These test are scaled from 1 being the lowest and 5 being the highest. Actually, I lied. An “*” is the lowest. You get an “*” if you put nothing down on your test. Completely blank. Clearly, if that was created it is because someone in the past has decided to not even attempt to take this test.
I’m sure this hypothetical person knew how to spell their name (which would automatically earn them a 1) and I’m sure they could fill in A, B, C, D, or E on the bubble sheet even if they were just guessing. I bet this person was trying to prove a point though. He or she was probably trying to prove that the AP exam was worthless. It didn’t determine whether they got into college, it probably didn’t even effect if they got the credit for the class or not. If you passed the class, and paid for the class, you got the credit. In addition, you don’t even have to send in your scores to a college; even if you did, from what I’ve heard, it doesn’t help nor hurt you.
Going back to the scale of AP Exams. 1 to 5. For the AP Statistics exam; if you got 50% of the exam right, you got a 4. If you got 65% of the test right, you got a 5…what? Shouldn’t you get a 5 if you got, lets say, 80-100% of the test right? I mean that would make sense. If you could get a 1, 2, 3, 4, or 5, on the exam and it is out of 100 points–100 divided by 5 is 20. 1= 0-20%, 2= 20-40%, 3= 40-60%, 4= 60-80%, and 5= 80-100%.
But the scale is significantly lower, why? Because the AP Exam expects you to fail. Why take a test that expects you to fail? That is the golden question. From the beginning of the year, the teachers have reminded us of this test, not only that, they make it seem as though the whole point of taking this course is for this exam. The first day, “Welcome class, I hope your summer was a spectacular one! Now we have 7 months to prepare for the AP Exam! Let’s begin.” As ridiculous as that seems, it is the truth. This year I took AP Chemistry, Statistics, English Language and Composition.

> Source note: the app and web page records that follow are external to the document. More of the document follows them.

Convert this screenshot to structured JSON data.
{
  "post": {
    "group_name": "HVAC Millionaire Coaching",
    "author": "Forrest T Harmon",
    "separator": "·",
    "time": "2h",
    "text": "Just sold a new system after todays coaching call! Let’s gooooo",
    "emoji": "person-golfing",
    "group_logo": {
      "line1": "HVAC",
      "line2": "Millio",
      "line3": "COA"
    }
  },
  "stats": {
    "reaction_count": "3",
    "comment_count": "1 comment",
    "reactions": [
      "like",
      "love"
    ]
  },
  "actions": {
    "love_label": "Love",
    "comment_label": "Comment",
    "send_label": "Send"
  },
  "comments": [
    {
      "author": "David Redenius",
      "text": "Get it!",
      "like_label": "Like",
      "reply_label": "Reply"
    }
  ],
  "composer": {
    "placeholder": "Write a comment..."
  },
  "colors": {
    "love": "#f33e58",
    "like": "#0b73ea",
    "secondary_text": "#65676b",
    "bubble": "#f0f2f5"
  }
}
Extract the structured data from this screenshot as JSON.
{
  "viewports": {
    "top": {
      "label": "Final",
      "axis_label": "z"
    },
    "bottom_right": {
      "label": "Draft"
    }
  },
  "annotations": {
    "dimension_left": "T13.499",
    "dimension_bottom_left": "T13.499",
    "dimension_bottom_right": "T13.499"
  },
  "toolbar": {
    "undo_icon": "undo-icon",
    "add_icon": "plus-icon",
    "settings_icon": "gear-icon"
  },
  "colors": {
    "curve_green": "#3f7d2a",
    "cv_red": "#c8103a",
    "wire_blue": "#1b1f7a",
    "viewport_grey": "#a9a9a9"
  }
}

I was interested in the different chemical reactions and bonds, I was interested in chi-squared goodness of fit tests, I was interested in reading closely, thinking critically, communicating effectively. I learned so much, yet not as much as I could’ve. I went on through the year with the persistent stress of the AP Exams. The exams were an obstructive throne in my side. As much as I wish they weren’t there they always were.
It would have been prefered to learn without always having the test at the back of my mind; to just learn and not worry, but that would be asking for too much wouldn’t it. Some may argue that the AP Exam is a motivator to do well, but I see no reason why you would need an extrinsic motivator. The beauty of an AP class is the ability of choice. You wouldn’t choose to take a class that you would need extra motivation to do well in, would you? I can’t help but blame these tests for a good 65% of the stress we students are under everyday in school. Students who sign up for AP classes are normally “good”, hard working, engaged students.
We have high standards–we want to do the best. Therefore, as futile as these exams are, we will work as hard as we can to get the best grade– as if there is some type of consolation for doing well. It would be too good to be true to believe that these exams could ever be extinguished. The only suggestion would be to realize how absolutely ineffectual these exams really are and to not let them take a toll on your learning or your mental health. These exams are just that– exams. They will not determine your future.
They do however, make entertaining stories to tell your grandchildren one day.